Consensus by International Federation on Drug Use at High Altitude
New Rochelle, NY, October 25, 2016—Drug taking at high altitude is variably intended to enhance performance, prevent or alleviate the debilitating effects of altitude, or for pleasurable use. In some cases, certain drugs can be advantageous and even life-saving, but many drugs lack evidence of benefit and carry risks of side effects or interactions. The International Climbing and Mountaineering Federation (UIAA) has published evidence-based guidelines advising on the safe use of alcohol, steroids, oxygen, erythropoietin, and many other types of drugs in mountain environments in an article in High Altitude Medicine & Biology, a peer-reviewed journal from Mary Ann Liebert, Inc., publishers. The article is available free online on the High Altitude Medicine & Biology website.
An international team of researchers from Kuwait, Austria, United Kingdom, Germany, Switzerland, Nepal, Spain, France, and the Netherlands, led by David Hillebrandt, MB, BS, President, UIAA Medical Commission, coauthored the article entitled “Drug Use and Misuse in the Mountains: An UIAA MedCom-Consensus Guide for Medical Professionals.” They conducted an extensive review of the medical literature, trials, observational studies, and case series to assess the evidence available for drugs commonly used by mountain climbers.
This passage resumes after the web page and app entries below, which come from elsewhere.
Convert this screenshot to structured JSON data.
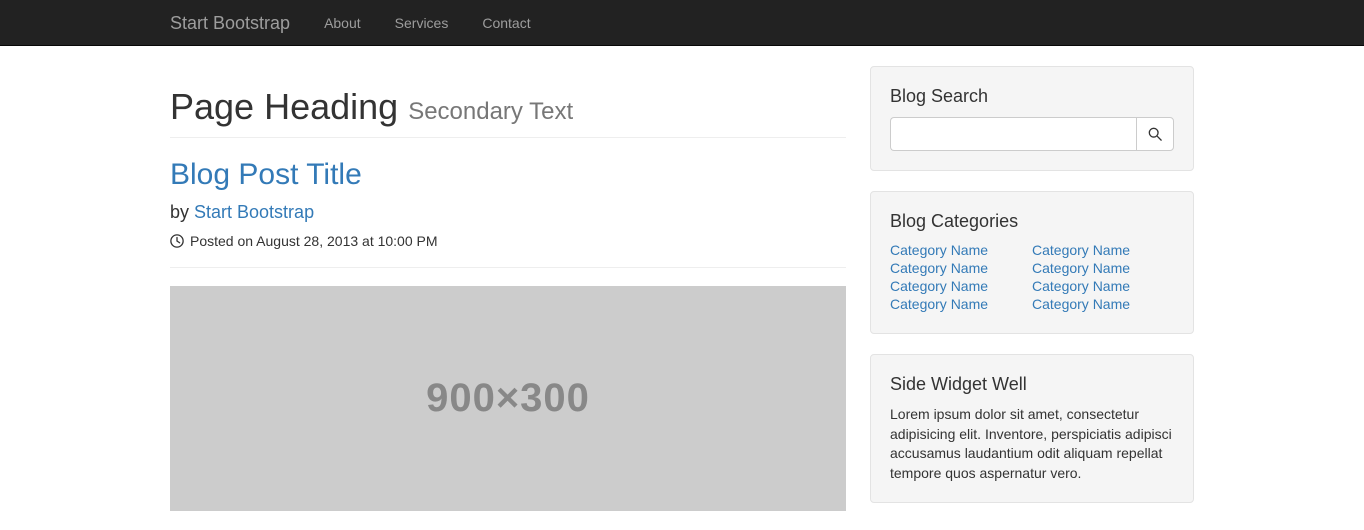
{
  "nav": {
    "brand": "Start Bootstrap",
    "links": [
      "About",
      "Services",
      "Contact"
    ]
  },
  "heading": {
    "main": "Page Heading ",
    "secondary": "Secondary Text"
  },
  "post": {
    "title": "Blog Post Title",
    "by_prefix": "by ",
    "author": "Start Bootstrap",
    "posted_text": "Posted on August 28, 2013 at 10:00 PM",
    "img_label": "900×300"
  },
  "search": {
    "title": "Blog Search",
    "placeholder": ""
  },
  "categories": {
    "title": "Blog Categories",
    "col1": [
      "Category Name",
      "Category Name",
      "Category Name",
      "Category Name"
    ],
    "col2": [
      "Category Name",
      "Category Name",
      "Category Name",
      "Category Name"
    ]
  },
  "sidewidget": {
    "title": "Side Widget Well",
    "text": "Lorem ipsum dolor sit amet, consectetur adipisicing elit. Inventore, perspiciatis adipisci accusamus laudantium odit aliquam repellat tempore quos aspernatur vero."
  }
}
Their conclusions and recommendations cover a broad range of drug types including alcohol, anabolic agents such as androgenic steroids, adrenergic agonists, beta-blocking agents, erythropoietin, oxygen, glucocorticosteroids, benzodiazepines, and stimulants such as amphetamines.
“The use of drugs beyond those proven effective in preventing and treating high altitude illnesses remains very controversial among both physicians and climbers,” says Erik R. Swenson, MD, Editor-in-Chief of High Altitude Medicine & Biology and Professor, Division of Pulmonary and Critical Care Medicine, Veterans Administration Puget Sound Healthcare System. “This broad and comprehensive review of the myriad drugs used for various purposes in climbing will be useful to all concerned in decision-making about their use, determining the level of supportive evidence, and importantly their potential costs and adverse effects.”